    $\begingroup$ To use the relation $$\binom{n+1}{k+1}=\frac{n+1}{k+1} \binom{n}{k}$$ you could do the following: $$\binom{n}{m}=\frac{n}{m} \binom{n-1}{m-1}=...=\frac{n \cdot ... \cdot (n-k+1)}{m \cdot ... \cdot (m-k+1)} \binom{n-k}{m-k}=\frac{\frac{n!}{(n-k)!}}{\frac{m!}{(m-k)!}} \binom{n-k}{m-k}=\frac{\frac{n!}{k!(n-k)!}}{\frac{m!}{k!(m-k)!}} \binom{n-k}{m-k}= \frac{ \binom{n}{k} }{ \binom{m}{k} } \binom{n-k}{m-k}$$ So $$\binom{n}{m} \binom{m}{k}= \frac{ \binom{n}{k} }{ \binom{m}{k} } \binom{n-k}{m-k} \binom{m}{k}= \binom{n}{k} \binom{n-k}{m-k}$$ $\endgroup$ – Mary Star Mar 20 '14 at 22:41
1
$\begingroup$

You appear to do this in a non-standard way, but it looks alright (reading the equations from top to bottom instead of left to right).

Ever thought of a combinatoric proof?

$\endgroup$
1
$\begingroup$

Looks correct to me. Alternatively, you can give a combinatorial proof: both sides of the equation count the number of options to choose subsets $K\subseteq M\subseteq N$, where $N$ is a set of $n$ elements, $M\subseteq N$ is a subset of $m$ elements, and $K\subseteq M$ is a subset of $k$ elements.
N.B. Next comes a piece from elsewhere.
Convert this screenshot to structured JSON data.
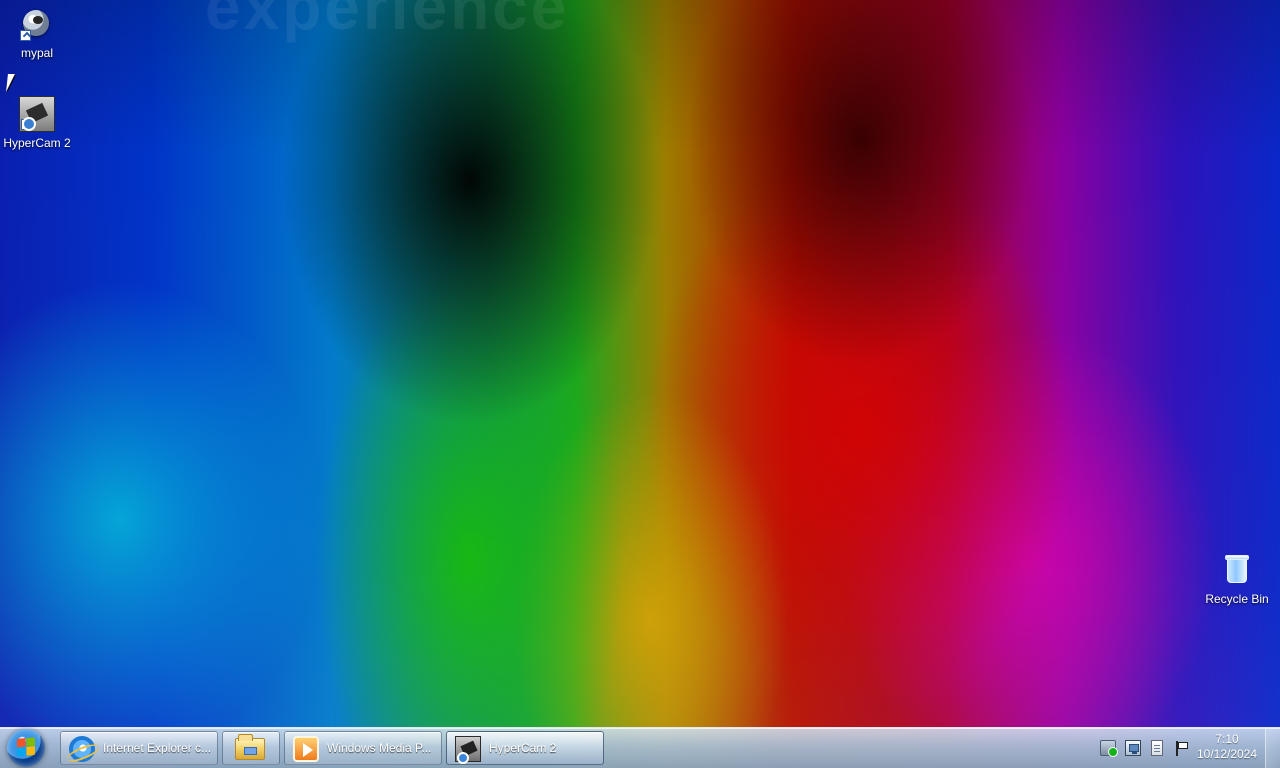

On the LHS you choose $M$ and then choose $K$ in $M$. On the RHS you choose $K$ in $N$ first, and then determine $M$ by choosing $m-k$ more elements from $N\setminus K$.

$\endgroup$

Your Answer

By clicking “Post Your Answer”, you agree to our terms of service, privacy policy and cookie policy

Not the answer you're looking for? Browse other questions tagged or ask your own question.